> _DATA EXTRACT_:
☆ ☆ ☆ ☆

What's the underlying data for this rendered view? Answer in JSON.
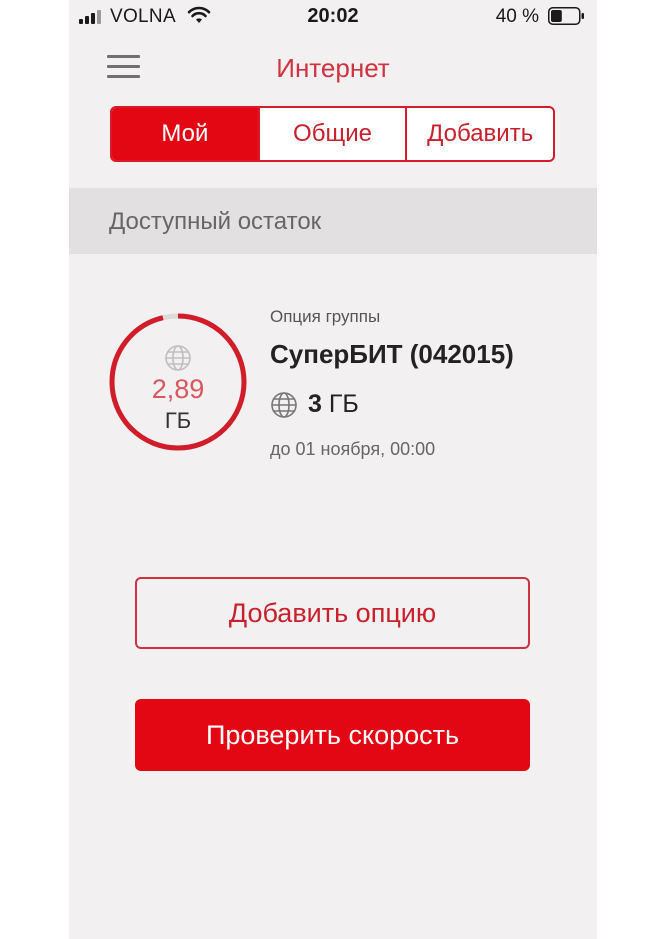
{
  "status_bar": {
    "carrier": "VOLNA",
    "time": "20:02",
    "battery_percent": "40 %",
    "signal_icon": "signal-icon",
    "wifi_icon": "wifi-icon",
    "battery_icon": "battery-icon",
    "battery_level": 0.4
  },
  "nav": {
    "title": "Интернет",
    "menu_icon": "hamburger-icon"
  },
  "tabs": [
    {
      "label": "Мой",
      "active": true
    },
    {
      "label": "Общие",
      "active": false
    },
    {
      "label": "Добавить",
      "active": false
    }
  ],
  "section_title": "Доступный остаток",
  "option": {
    "group_label": "Опция группы",
    "name": "СуперБИТ (042015)",
    "total_amount": "3",
    "total_unit": "ГБ",
    "valid_until": "до 01 ноября, 00:00",
    "remaining_value": "2,89",
    "remaining_unit": "ГБ",
    "remaining_fraction": 0.963,
    "globe_icon": "globe-icon"
  },
  "buttons": {
    "add_option": "Добавить опцию",
    "check_speed": "Проверить скорость"
  },
  "colors": {
    "accent": "#e30613",
    "title": "#d0323f",
    "background": "#f2f0f1",
    "section_bg": "#e2e0e1"
  }
}
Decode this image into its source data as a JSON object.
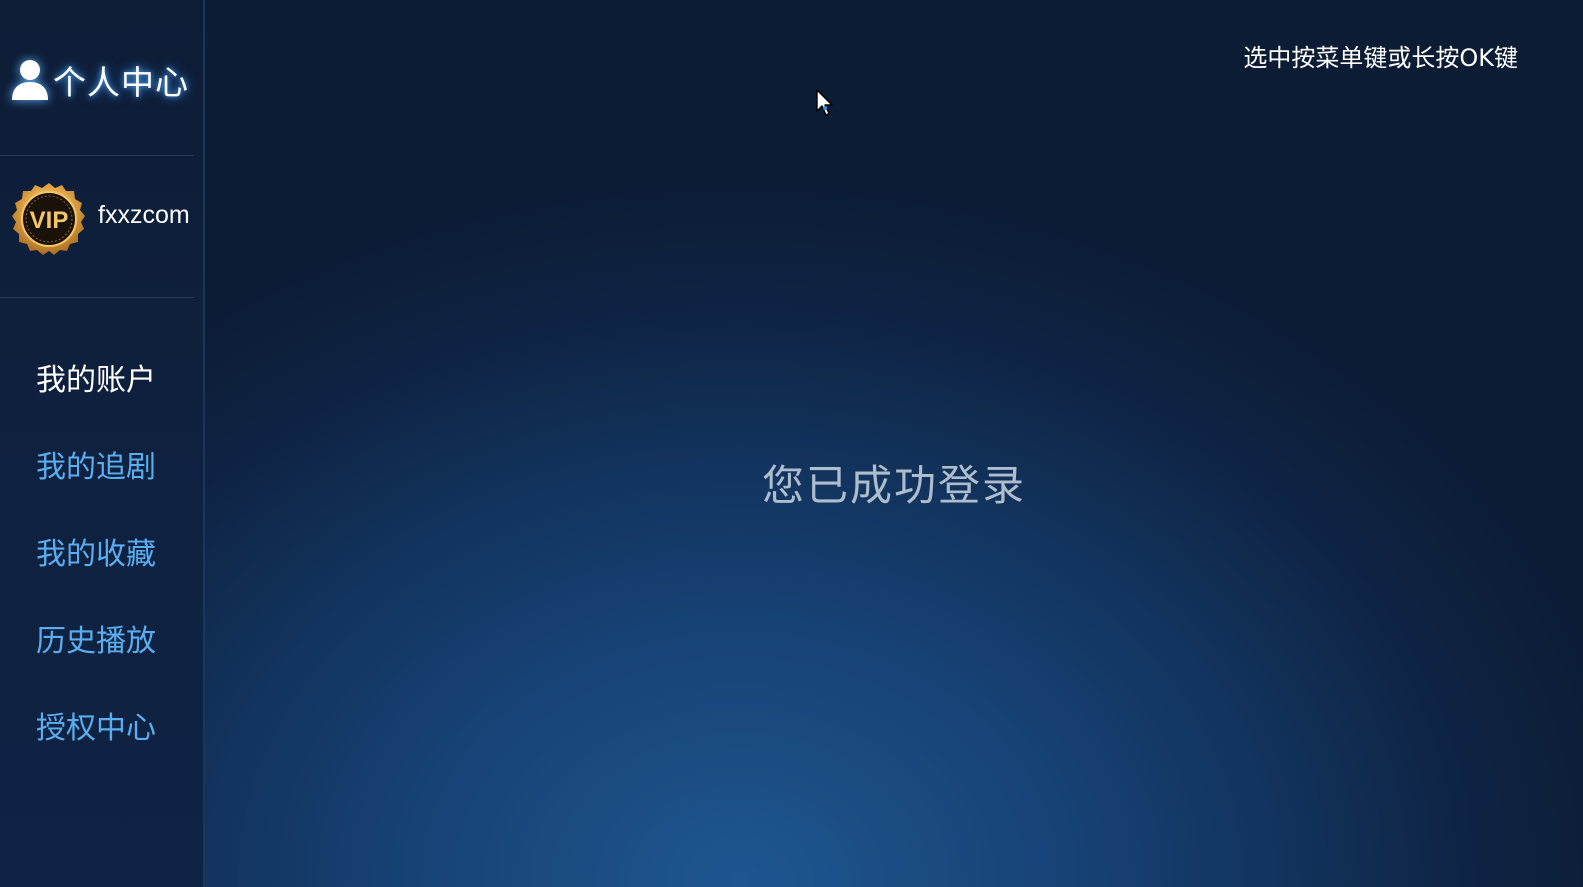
{
  "sidebar": {
    "header": {
      "icon": "user-icon",
      "title": "个人中心"
    },
    "profile": {
      "badge_text": "VIP",
      "badge_icon": "vip-badge-icon",
      "username": "fxxzcom"
    },
    "menu": [
      {
        "label": "我的账户",
        "active": true
      },
      {
        "label": "我的追剧",
        "active": false
      },
      {
        "label": "我的收藏",
        "active": false
      },
      {
        "label": "历史播放",
        "active": false
      },
      {
        "label": "授权中心",
        "active": false
      }
    ]
  },
  "main": {
    "hint": "选中按菜单键或长按OK键",
    "message": "您已成功登录"
  },
  "colors": {
    "menu_inactive": "#5aaef0",
    "menu_active": "#ffffff",
    "title_glow": "#58aefe",
    "badge_gold": "#e3a84a",
    "background_center": "#1f568f",
    "background_edge": "#0c1c35"
  },
  "cursor": {
    "icon": "mouse-pointer-icon"
  }
}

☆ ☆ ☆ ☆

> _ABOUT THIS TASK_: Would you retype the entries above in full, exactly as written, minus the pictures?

> _SOLVED PROBLEM_:
What's the underlying data for this rendered view? Answer in JSON.
{
  "status_bar": {
    "carrier": "VOLNA",
    "time": "20:02",
    "battery_percent": "40 %",
    "signal_icon": "signal-icon",
    "wifi_icon": "wifi-icon",
    "battery_icon": "battery-icon",
    "battery_level": 0.4
  },
  "nav": {
    "title": "Интернет",
    "menu_icon": "hamburger-icon"
  },
  "tabs": [
    {
      "label": "Мой",
      "active": true
    },
    {
      "label": "Общие",
      "active": false
    },
    {
      "label": "Добавить",
      "active": false
    }
  ],
  "section_title": "Доступный остаток",
  "option": {
    "group_label": "Опция группы",
    "name": "СуперБИТ (042015)",
    "total_amount": "3",
    "total_unit": "ГБ",
    "valid_until": "до 01 ноября, 00:00",
    "remaining_value": "2,89",
    "remaining_unit": "ГБ",
    "remaining_fraction": 0.963,
    "globe_icon": "globe-icon"
  },
  "buttons": {
    "add_option": "Добавить опцию",
    "check_speed": "Проверить скорость"
  },
  "colors": {
    "accent": "#e30613",
    "title": "#d0323f",
    "background": "#f2f0f1",
    "section_bg": "#e2e0e1"
  }
}
Decode this image into its source data as a JSON object.
{
  "sidebar": {
    "header": {
      "icon": "user-icon",
      "title": "个人中心"
    },
    "profile": {
      "badge_text": "VIP",
      "badge_icon": "vip-badge-icon",
      "username": "fxxzcom"
    },
    "menu": [
      {
        "label": "我的账户",
        "active": true
      },
      {
        "label": "我的追剧",
        "active": false
      },
      {
        "label": "我的收藏",
        "active": false
      },
      {
        "label": "历史播放",
        "active": false
      },
      {
        "label": "授权中心",
        "active": false
      }
    ]
  },
  "main": {
    "hint": "选中按菜单键或长按OK键",
    "message": "您已成功登录"
  },
  "colors": {
    "menu_inactive": "#5aaef0",
    "menu_active": "#ffffff",
    "title_glow": "#58aefe",
    "badge_gold": "#e3a84a",
    "background_center": "#1f568f",
    "background_edge": "#0c1c35"
  },
  "cursor": {
    "icon": "mouse-pointer-icon"
  }
}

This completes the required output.